Current laws are failing to curb the rise in numbers of children being used to run drugs across the country, a report obtained by ITV News suggests.
The practice, known as county lines, or going county, involves gangs using children as young as 10 to carry and sell drugs across borders and boroughs.
The tactic, which enables gangs to sell drugs outside of their immediate area with less chance of detection, is fuelling a spike in violent crime.
The Home Office report, complied by 4,000 professionals at the front line of county lines children, calls for urgent action.
One case worker warned: "Children found with drugs are not raising alarm bells.
"Any child holding crack cocaine should be a children protection case. These are drugs people kill for, and that kill."
Another said they had to fight for a child in possession of a gun to be accepted as a case of neglect.
ITV News and the Tonight programme spoke to three teenagers in Birmingham who are forced to run drugs.
While being interviewed, one of the boys showed ITV News his knife describing the substantial blade as "just a small one".
The boys started as young as 10 and have now become trapped in a cycle that is hard to break - these groomed children are likely to go on and groom other vulnerable young people themselves.
"You got to survive, you've got to live," they told ITV News.
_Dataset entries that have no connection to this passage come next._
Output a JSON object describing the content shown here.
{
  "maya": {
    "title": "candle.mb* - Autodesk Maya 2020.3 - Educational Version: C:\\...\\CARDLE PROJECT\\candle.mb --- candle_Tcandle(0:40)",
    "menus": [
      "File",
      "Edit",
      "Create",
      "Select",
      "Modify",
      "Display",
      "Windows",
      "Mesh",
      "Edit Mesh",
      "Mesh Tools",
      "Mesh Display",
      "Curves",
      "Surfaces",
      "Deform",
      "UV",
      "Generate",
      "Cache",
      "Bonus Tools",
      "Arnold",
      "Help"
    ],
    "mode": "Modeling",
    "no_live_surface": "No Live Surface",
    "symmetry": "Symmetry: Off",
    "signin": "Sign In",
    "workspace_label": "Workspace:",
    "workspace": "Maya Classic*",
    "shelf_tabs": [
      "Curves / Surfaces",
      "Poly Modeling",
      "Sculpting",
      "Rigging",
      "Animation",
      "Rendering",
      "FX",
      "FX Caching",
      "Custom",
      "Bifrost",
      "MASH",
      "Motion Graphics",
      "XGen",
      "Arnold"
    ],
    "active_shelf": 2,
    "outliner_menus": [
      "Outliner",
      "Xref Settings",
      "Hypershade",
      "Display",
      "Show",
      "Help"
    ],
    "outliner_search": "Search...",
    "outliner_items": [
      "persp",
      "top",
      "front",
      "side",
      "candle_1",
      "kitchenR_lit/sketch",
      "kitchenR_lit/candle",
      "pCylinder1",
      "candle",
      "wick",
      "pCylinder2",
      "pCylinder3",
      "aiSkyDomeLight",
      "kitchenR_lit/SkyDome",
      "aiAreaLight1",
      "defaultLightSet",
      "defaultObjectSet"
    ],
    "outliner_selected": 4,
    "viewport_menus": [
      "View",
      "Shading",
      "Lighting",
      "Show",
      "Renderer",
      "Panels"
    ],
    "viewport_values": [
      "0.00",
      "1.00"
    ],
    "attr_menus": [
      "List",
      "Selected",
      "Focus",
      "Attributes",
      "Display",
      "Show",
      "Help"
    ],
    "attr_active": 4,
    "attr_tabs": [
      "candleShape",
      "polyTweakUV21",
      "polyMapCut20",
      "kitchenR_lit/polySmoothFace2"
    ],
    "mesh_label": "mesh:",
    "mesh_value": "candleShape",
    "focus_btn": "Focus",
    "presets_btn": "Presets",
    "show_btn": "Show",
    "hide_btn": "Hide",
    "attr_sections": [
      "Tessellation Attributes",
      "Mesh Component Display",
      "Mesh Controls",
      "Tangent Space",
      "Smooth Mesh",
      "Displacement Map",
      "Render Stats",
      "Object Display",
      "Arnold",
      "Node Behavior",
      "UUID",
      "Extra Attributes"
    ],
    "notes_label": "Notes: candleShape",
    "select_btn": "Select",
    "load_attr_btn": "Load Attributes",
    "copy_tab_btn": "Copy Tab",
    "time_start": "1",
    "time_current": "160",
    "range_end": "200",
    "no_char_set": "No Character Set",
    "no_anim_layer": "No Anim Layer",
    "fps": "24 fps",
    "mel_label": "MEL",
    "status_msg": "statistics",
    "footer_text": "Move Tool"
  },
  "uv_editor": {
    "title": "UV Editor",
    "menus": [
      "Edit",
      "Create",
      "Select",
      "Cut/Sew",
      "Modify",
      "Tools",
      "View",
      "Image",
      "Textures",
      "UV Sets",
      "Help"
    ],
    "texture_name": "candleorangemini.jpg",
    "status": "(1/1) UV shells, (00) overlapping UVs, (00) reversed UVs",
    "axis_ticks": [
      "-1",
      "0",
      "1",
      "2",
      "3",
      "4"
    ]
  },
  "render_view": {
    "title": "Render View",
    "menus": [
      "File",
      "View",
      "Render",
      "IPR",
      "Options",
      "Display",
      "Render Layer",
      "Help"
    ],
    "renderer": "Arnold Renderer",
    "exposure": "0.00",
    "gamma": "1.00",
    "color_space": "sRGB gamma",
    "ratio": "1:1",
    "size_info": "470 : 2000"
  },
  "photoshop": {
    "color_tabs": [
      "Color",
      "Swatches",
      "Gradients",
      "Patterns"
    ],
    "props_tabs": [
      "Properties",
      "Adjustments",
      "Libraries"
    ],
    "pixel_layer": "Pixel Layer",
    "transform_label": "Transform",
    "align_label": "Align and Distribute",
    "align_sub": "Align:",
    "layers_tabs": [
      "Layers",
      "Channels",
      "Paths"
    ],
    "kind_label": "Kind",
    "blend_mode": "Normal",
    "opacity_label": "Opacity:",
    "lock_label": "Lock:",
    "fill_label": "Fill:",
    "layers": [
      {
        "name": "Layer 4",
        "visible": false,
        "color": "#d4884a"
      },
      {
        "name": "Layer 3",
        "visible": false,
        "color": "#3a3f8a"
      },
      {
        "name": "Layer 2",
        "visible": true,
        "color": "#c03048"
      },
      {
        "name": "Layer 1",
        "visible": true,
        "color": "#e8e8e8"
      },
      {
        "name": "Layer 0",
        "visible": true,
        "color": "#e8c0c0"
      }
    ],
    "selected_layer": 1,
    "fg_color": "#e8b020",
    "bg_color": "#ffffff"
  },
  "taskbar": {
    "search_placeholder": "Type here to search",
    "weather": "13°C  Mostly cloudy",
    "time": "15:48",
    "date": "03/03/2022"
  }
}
For the first time on national television, ITV News met with three men who use children to sell their drugs.
They were unrepentant about their actions claiming they are simply "showing the kids what we had to do when we were kids".
"Before they do anything, the first initation we do, when we meet with the young ones, we tell them, do you wanna do this, before you get into this?
"Because once they're getting into this there's no coming out and there is a come out but it's not a come out as a thing like," one of them said.
"Once you get into this, you can either die or go to jail, there's two things.
"And if you don't get those two things then you're lucky."
Report author Simon Ford said: "I think that it is very evident that this issue is growing.
"It’s a national problem and as I said having worked in this field for the last two or three years I have certainly seen it increase.
"I don’t think we have got a real measure on the size of it at the moment, other than the fact that we know it is increasing."
A youth offending manager told ITV News she had been trying to get authorities to give the issue the urgent attention it needed for years.
She said: “Things are worse than they’ve ever been. We know it as going county (county lines) it has been around for a long, long time and we have had so many opportunities to get this under control. Now I’m at the point where, how are we ever going to get this under control. Is it too late?
"We have a whole generation of young people who are out there exploiting others that’s are carrying weapons, that are killing people. But are also being victimised and targeted."
Watch Allegra's exclusive investigation, Tonight: 'Violent Britain: Drugs, Knives & Gangs', 7.30pm, Thursday on ITV